UNISON v Lord Chancellor: The Statistics of Tribunal Fees in the Court of Appeal
As discussed previously on the Blog, fees in the employment tribunal were introduced across England, Wales and Scotland in July 2013, requiring a claimant to pay fees when presenting a claim and before a hearing. The figures accepted by the Court of Appeal in its recent judgment on the judicial review brought by UNISON, which compared claims over nine-month periods before and after the introduction of fees, showed an overall decline of about 80% in the claims presented. The limited evidence available, based on Citizens Advice Bureau (CAB) research, suggests unsurprisingly that it is claimants with little resources who are likely not to bring claims, not those with poor claims.
The statistics are just part of the picture. By only accounting for the lodging fees (£160 for ‘Type A’ and £250 for ‘Type B’ claims), they ignore the additional effect of the substantially higher hearing fees, set at £230 for Type A claims and £950 for Type B claims. Other factors, too, make fees an especial deterrent in the tribunal system – the new system under which notice payments and redundancy payments count towards disposable capital for the purpose of ineligibility for remission from fees; the low level of awards for successful claims (see Underhill LJ at §45); the very poor enforcement of tribunal awards; the acknowledged difficulties of proof in discrimination claims; the new requirement to go through pre-claim conciliation before presenting a claim; and so on.
Underhill LJ, who gave the lead judgment in the CA, was clearly troubled by what he described as “startling” statistics, just as were the judges in the two Divisional Courts below. Nonetheless, the CA rejected UNISON’s challenge, supported by the Equality and Human Rights Commission. The statistics showing the drop in claims, coupled with evidence of how fees would affect notional claimants, were not sufficient to show that tribunal fees infringed the EU principle of effectiveness because they did not demonstrate it was “realistically unaffordable” for claimants to bring claims (Underhill LJ at §§67-75). Nor was the fees regime indirectly discriminatory, with women chosen as the relevant group to test this. Even accepting that women brought a disproportionate number of the more expensive Type B claims, the difference in fees was objectively justifiable (Underhill LJ at §§85-96). Finally, the Court rejected the challenge based on the public sector equality duty.
The UNISON case is the latest of several judicial reviews attacking restrictions on access to justice which have mostly failed. One of the problems is how a court should approach statistical evidence. Underhill LJ considered this evidence was not sufficient to show that claimants were realistically unable, rather than simply unwilling, to pay fees. This distinction is hazy, to say the least. What count as needs in a society, and thus what a person can be expected to forego to bring a tribunal claim, are hardly self-evident judgements, as reflected in the contested concepts of measuring poverty. Is a court expected to decide whether it is reasonable for a claimant to give up leisure or sport activities, a television or family celebrations, all of which more than half of the population think are necessities, before bringing a claim?

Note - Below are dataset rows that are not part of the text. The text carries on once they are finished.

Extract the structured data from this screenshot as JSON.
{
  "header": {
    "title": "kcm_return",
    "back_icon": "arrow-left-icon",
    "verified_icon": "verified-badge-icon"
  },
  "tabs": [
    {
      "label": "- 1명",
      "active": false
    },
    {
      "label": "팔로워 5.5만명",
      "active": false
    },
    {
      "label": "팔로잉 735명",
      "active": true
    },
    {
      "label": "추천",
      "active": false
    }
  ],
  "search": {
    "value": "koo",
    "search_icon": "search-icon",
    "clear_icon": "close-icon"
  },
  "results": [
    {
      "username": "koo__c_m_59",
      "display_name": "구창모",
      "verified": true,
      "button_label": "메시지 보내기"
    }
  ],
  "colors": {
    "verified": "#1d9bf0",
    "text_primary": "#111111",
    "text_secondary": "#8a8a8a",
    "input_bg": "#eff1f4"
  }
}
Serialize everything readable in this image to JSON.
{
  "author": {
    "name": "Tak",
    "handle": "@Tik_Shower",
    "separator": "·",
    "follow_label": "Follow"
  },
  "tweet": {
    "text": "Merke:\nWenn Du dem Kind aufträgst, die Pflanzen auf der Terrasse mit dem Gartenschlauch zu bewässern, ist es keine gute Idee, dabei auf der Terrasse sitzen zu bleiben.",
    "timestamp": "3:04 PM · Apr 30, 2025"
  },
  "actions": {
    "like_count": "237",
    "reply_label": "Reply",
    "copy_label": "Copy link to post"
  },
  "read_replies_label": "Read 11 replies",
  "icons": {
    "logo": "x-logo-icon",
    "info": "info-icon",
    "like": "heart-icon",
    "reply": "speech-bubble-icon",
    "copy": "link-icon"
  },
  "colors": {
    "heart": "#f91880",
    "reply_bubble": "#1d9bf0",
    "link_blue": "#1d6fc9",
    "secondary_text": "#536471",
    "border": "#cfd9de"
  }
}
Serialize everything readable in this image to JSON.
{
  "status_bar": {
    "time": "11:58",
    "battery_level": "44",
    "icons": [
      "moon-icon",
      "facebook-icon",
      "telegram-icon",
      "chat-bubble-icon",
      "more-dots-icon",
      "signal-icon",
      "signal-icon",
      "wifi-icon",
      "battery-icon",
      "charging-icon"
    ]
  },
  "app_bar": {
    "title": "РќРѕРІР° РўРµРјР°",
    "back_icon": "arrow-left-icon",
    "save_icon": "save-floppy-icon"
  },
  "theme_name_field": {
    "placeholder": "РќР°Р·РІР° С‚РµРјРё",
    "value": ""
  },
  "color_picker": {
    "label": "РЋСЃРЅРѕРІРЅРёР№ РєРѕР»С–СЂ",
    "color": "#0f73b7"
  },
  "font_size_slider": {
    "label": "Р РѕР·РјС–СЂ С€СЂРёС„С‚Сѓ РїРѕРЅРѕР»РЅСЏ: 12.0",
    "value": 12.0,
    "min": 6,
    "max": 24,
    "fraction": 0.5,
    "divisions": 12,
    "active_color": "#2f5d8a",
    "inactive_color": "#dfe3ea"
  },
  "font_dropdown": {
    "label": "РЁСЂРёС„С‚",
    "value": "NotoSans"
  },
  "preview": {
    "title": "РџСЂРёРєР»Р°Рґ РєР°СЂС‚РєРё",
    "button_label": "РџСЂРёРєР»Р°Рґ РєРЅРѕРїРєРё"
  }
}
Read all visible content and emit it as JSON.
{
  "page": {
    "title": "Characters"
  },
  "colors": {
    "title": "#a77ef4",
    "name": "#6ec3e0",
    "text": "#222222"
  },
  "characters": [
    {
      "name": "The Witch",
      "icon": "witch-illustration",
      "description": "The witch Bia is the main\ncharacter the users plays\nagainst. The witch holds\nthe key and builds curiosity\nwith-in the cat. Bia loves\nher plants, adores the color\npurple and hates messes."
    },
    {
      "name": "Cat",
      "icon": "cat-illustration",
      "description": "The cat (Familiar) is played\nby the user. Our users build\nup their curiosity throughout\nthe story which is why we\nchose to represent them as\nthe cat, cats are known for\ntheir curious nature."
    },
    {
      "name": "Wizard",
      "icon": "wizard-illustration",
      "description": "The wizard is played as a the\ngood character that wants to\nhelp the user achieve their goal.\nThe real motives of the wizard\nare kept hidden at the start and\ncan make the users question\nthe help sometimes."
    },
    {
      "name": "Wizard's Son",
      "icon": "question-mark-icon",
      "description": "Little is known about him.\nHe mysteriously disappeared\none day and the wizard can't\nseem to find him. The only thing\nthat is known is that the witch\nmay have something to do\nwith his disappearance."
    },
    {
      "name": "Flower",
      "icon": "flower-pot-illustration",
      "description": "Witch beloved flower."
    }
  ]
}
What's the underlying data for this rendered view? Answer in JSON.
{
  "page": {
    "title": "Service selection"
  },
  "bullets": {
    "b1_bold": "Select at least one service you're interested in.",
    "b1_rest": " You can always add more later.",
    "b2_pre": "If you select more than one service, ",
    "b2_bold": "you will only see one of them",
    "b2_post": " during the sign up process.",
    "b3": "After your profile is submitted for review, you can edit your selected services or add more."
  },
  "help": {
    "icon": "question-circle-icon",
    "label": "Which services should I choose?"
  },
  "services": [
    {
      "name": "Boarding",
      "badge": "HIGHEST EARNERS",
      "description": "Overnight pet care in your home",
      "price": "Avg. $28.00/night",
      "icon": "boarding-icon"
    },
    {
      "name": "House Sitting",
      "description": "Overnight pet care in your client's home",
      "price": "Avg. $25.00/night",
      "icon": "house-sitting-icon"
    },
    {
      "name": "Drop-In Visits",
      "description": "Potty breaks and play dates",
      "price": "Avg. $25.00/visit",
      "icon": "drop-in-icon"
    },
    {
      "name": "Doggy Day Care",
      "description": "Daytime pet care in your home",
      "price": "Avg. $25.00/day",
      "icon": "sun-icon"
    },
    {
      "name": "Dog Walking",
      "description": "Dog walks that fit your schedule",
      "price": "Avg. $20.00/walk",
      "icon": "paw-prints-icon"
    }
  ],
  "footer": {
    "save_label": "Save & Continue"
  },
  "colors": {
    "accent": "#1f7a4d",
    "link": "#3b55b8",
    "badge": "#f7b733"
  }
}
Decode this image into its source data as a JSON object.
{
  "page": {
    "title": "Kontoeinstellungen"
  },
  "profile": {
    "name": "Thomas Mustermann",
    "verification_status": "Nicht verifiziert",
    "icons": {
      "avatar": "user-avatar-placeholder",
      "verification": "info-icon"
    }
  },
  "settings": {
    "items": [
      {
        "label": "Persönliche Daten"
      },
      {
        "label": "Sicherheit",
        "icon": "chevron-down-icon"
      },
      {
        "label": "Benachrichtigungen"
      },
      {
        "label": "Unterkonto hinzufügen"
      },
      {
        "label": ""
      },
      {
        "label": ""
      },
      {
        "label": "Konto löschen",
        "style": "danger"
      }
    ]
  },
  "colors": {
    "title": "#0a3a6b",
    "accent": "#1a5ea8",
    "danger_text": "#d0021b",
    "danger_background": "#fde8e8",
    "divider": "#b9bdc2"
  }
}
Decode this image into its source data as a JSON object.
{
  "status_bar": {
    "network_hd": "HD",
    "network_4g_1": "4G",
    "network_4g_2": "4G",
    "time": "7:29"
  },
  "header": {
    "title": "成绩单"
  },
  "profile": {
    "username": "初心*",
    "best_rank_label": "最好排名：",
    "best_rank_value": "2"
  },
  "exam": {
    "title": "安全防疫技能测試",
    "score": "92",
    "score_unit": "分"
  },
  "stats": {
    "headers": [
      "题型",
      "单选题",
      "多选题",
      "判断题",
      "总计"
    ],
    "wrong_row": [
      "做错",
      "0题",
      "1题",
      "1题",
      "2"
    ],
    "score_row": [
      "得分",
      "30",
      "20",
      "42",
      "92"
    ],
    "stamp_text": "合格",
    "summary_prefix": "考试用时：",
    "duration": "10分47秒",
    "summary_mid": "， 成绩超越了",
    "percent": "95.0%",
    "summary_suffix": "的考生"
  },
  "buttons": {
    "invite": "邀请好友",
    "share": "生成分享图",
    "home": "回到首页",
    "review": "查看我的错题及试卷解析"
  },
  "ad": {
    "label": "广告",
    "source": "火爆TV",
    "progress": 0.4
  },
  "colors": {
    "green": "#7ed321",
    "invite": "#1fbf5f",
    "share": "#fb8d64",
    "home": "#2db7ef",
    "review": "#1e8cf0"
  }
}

In addition, the CA’s approach means the exclusive focus is on the level of fees compared with a claimant’s resources, and not on other factors relevant to the deterrent effect of financial payments for bringing claims. It cannot capture, for example, how difficulties of proof in discrimination claims or problems of enforcement are liable to make fees an especially strong deterrent in this context. The statistics, coupled with case histories (such as evidence from CABs), may be better evidence of why fees in practice act as an insurmountable obstacle.
A mirror image problem arises in showing whether the fees regime subjects women to a “particular disadvantage” for the purpose of indirect discrimination. The Commission argued this arose from three factors: the fact that women have a greater need than men to bring sex discrimination claims – a consequence of sex discrimination being asymmetric as a social fact though not in legal form – but are no less exposed to other forms of ill-treatment at work; the higher level of fees for sex discrimination claims (Type B); and the well documented fact that women earn less than men (or share less than half of household income when in a couple), so that they have less money to pay fees. In the absence of statistics outlining the proportions of men and women bringing Type A and Type B claims, the CA relied on the limited statistics available, which tended to dictate the result that, if there were some discrimination, it was only in the higher level of fee, making justification easier to show.
The CA’s judgment demonstrates, however, the difficulty of systemic legal challenges to fees in the tribunal system. The importance of the issue revealed by the statistics cannot be over-stated. With the anomalous exception of the national minimum wage legislation, the enforcement of rights in the employment sphere is almost entirely the responsibility of individual claimants (cf. the enforcement of the Truck Acts by the factory inspectorate in the 19th Century). If they are unable (or “unwilling”) to bring claims, large questions for the delivery of social goods such as equality, non-discrimination and fairness arise. The Scottish legislature intends to abolish them as a result; the review into their effect in England and Wales has been delayed and delayed. We may now be entering a new paradigm in the history of labour law, in which a huge amount of legislation in the statute book is largely irrelevant in its practical effect – not collective laissez-faire but regulatory laissez-faire.